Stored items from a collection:
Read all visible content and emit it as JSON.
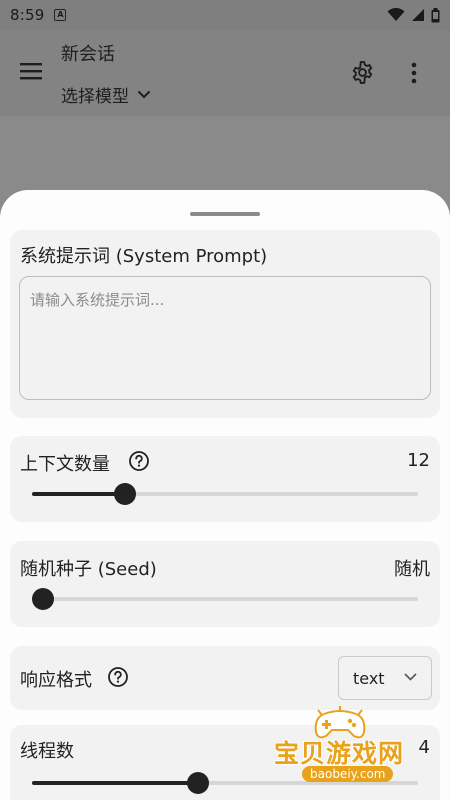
{
  "status_bar": {
    "time": "8:59",
    "notification_icon": "A"
  },
  "app_bar": {
    "title": "新会话",
    "model_selector": "选择模型",
    "icons": [
      "menu-icon",
      "settings-icon",
      "more-vert-icon"
    ]
  },
  "sheet": {
    "system_prompt": {
      "label": "系统提示词 (System Prompt)",
      "placeholder": "请输入系统提示词...",
      "value": ""
    },
    "context_count": {
      "label": "上下文数量",
      "value": "12",
      "slider_fraction": 0.24
    },
    "seed": {
      "label": "随机种子 (Seed)",
      "value": "随机",
      "slider_fraction": 0.0
    },
    "response_format": {
      "label": "响应格式",
      "selected": "text"
    },
    "threads": {
      "label": "线程数",
      "value": "4",
      "slider_fraction": 0.43
    }
  },
  "watermark": {
    "title": "宝贝游戏网",
    "url": "baobeiy.com"
  },
  "colors": {
    "scrim": "#8a8a8a",
    "card": "#f2f2f2",
    "accent": "#222222",
    "watermark": "#e8a21c"
  }
}
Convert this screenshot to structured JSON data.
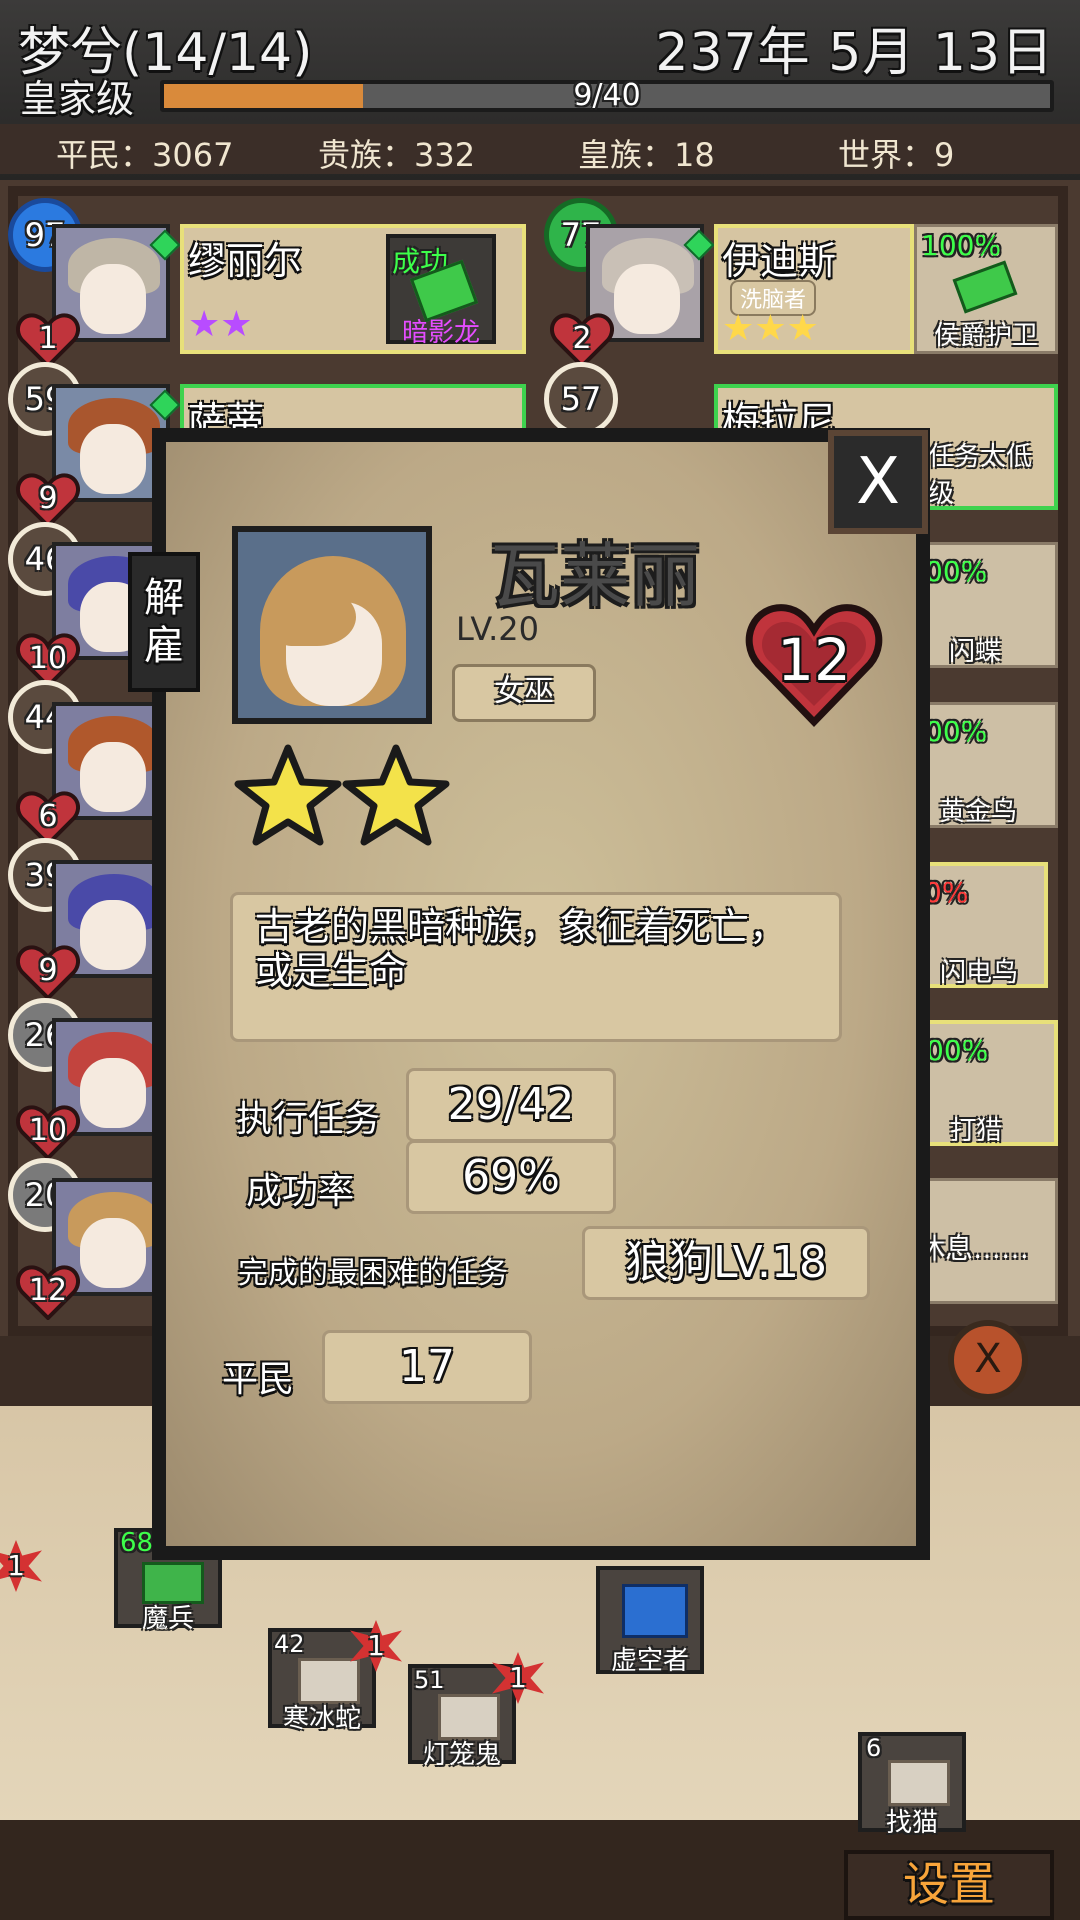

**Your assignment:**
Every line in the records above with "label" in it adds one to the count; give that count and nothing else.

**Solution to this problem:**
5